I didn't want to just throw on one of several "go-to" packages and call it good; there are a ton of great combos out there, and GMHTP has covered its fair share f them. But for 1SC-YA, my plan was to assemble my own combo with an eye on price; replace worn parts with quality, costeffective pieces; dyno-test the new combo to show a solid power gain; and then comment on the fit, finish, and performance of the new goodies.
At the heart of this buildup are Patriot Performance cam and heads, Hooker headers, Y-pipe,exhaust system, and SLP airlid. Providing fuel is a set of FAST 60-pound injectors and a Racetronix fuel system.
Though the chosen parts will save big bucks, don't confuse this story with a dirt- heap build; an eye was kept on cost, but not at the expense of quality and longevity. The headers are a perfect example. I could have gone bottom dollar (and suffered the inevitable fit/finish problems), but I chose Hooker because they fit well, will last longer with the ceramic coating, and don't cost a bundle.
There are a few choices you might raise an eyebrow at, like the $500 fuel injectors. That's a big chunk, so no-buck guys might just say "keep the stockers in." This Z's 28-pounders, though right on the edge, would have worked in the short-term for low-400 wheel horsepower, but the duty cycle would have been maxed out. This is always a bad idea, as engines on the edge are much more likely to have problems. And as we were looking toward the future and bigger mods, these 60s (overkill, yes, but actually $10 cheaper than the 42-poundersfrom FAST), along with a solid new fuel pump and harness, meant wewon't have to replace this LS1's injectors again-saving money and time in the process.
We had the car and the parts, and TT Performance in Passaic, New Jersey, offered to do the install for GMHTP. TTP is a full-service install and tuning facility staffed with nice guys who know their way around LS engines and the vehicles they power. And with proprietor Matt Sorian's tuning background with HP Tuners, the all-important tuning aspect would be well covered.
Follow along as TT Performance transforms our stock-engine LS1 into a powerful street car.
A couple of weeks after TTP finished with the Z, Chris Werner and I made a trip out to Pennsylvania's Pocono Raceway. It wasn't driven on-track, but after several hundred miles of street and highway duty, stop-andgo traffic, etc., I got a pretty good feel for the new combination.
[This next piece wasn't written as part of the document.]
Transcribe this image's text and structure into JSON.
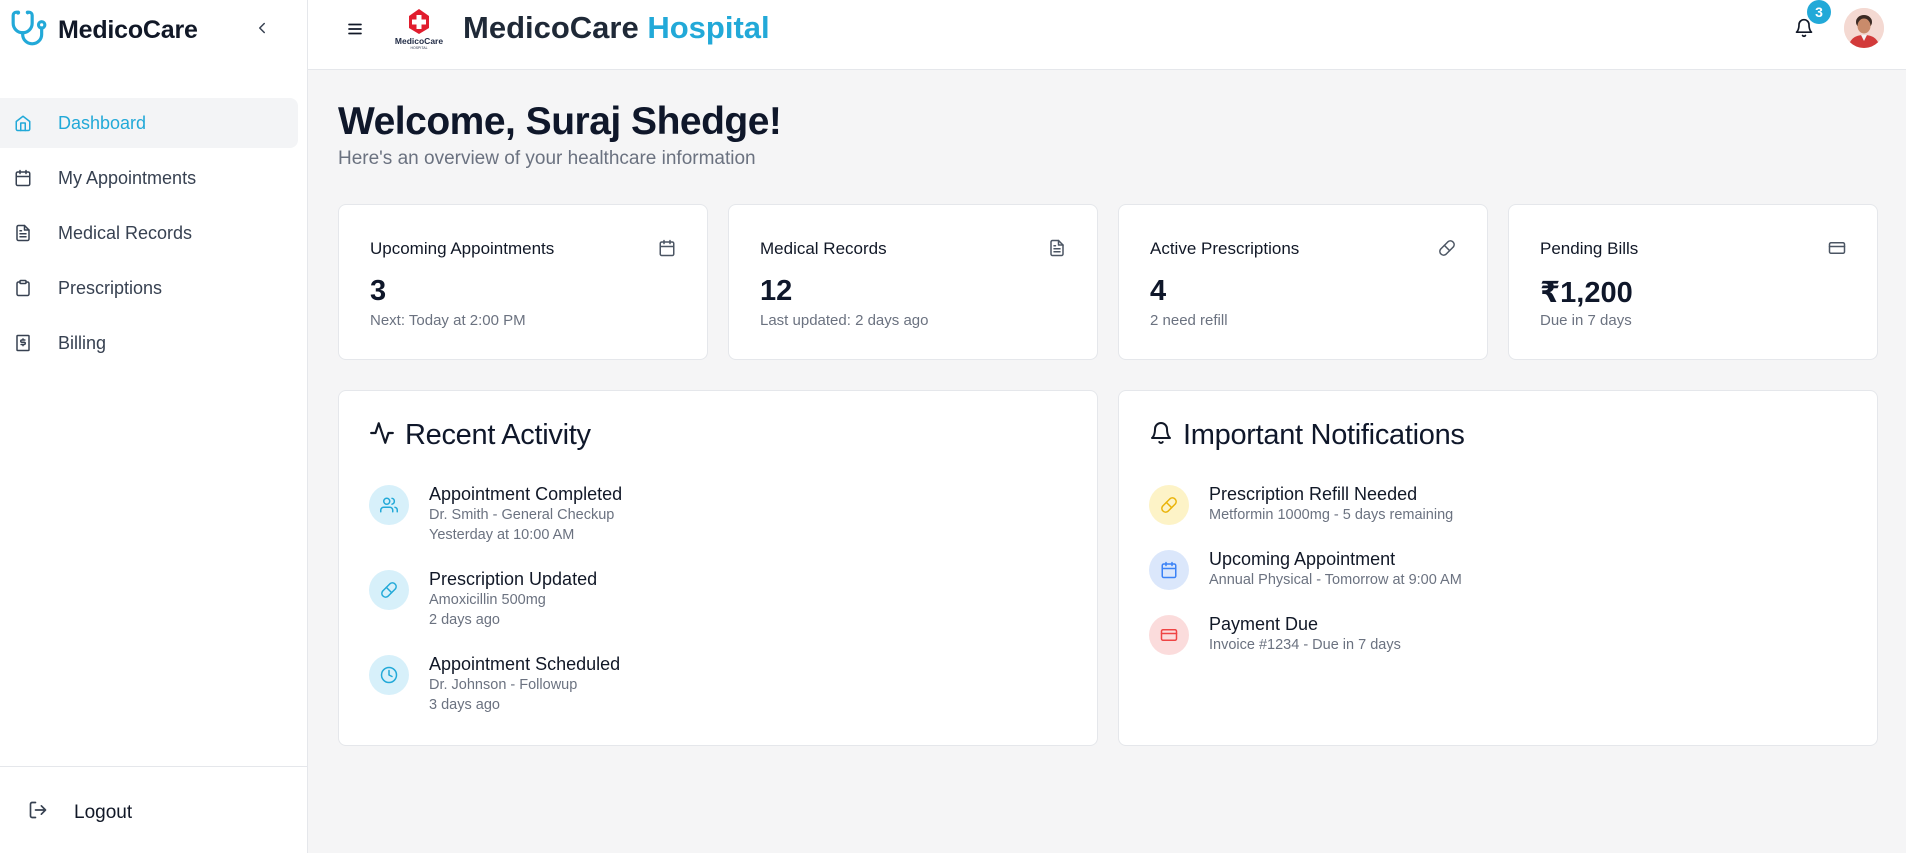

The heads and cam from Patriot work very well. The heads flow lots of air and allow tons of top-end power, especially since we put this cam in at the same time.The cam is fine for a daily driver-there is just a hint of surge at very low rpm, similar to many LS1 cams on the market. But it is more than worth it when the tach swings past 6,000. It loves to pull, and the 243 heads love to breathe. Matched up with the COMP lifters and pushrods, we've got a solid combo. No problems to date.
So far I'm very pleased with the Hooker exhaust system. The headers installed and fit well, there didn't seem to be any problems with the Y-pipe or exhaust, the tips look great, and there is a terrific, raspy rumble when this thing runs. So far, there have only been two exhaust clunks over very big bumps at high speed, which is to be expected. No problems.
Another Racetronix fuel system install, another hassle-free high-hp-capable LS1. This really is a nice pump and wiring setup. With the big 60-pound injectors, Matt at TTP had to work a little harder with the part-throttle tuning, but they drive and react like the 28s-but instead of a nearly maxed-out duty cycle, they are only at 55 percent. No problems.
The SLP airlid fits very well, and it seems like the oil pump is doing its job. While I don't have anything quantifiable to report on the Zex plugs or Torco oil, the gas is getting lit up, and the engine is getting lubed just fine.
I was hoping the 60-pounders wouldn't result in a lazy tune, but Matt Sorian's custom tune is a good one. Driveability with this cam is fine; it doesn't stall, starts and idles well, and the WOT air/fuel ratio is spot-on. No problems.
So there it is. I spent just over five grand for all these parts and 81 hp and 40 lb-ft at the wheels,and my car needed $537 worth of maintenance parts to get it up to par. You can get away with spending only around $4,800 for that power gain. Not too shabby.
*Depending on the condition of your car, you may not need O2 sensors/coils/wires. In this case,the total cost of this package would be $4,805.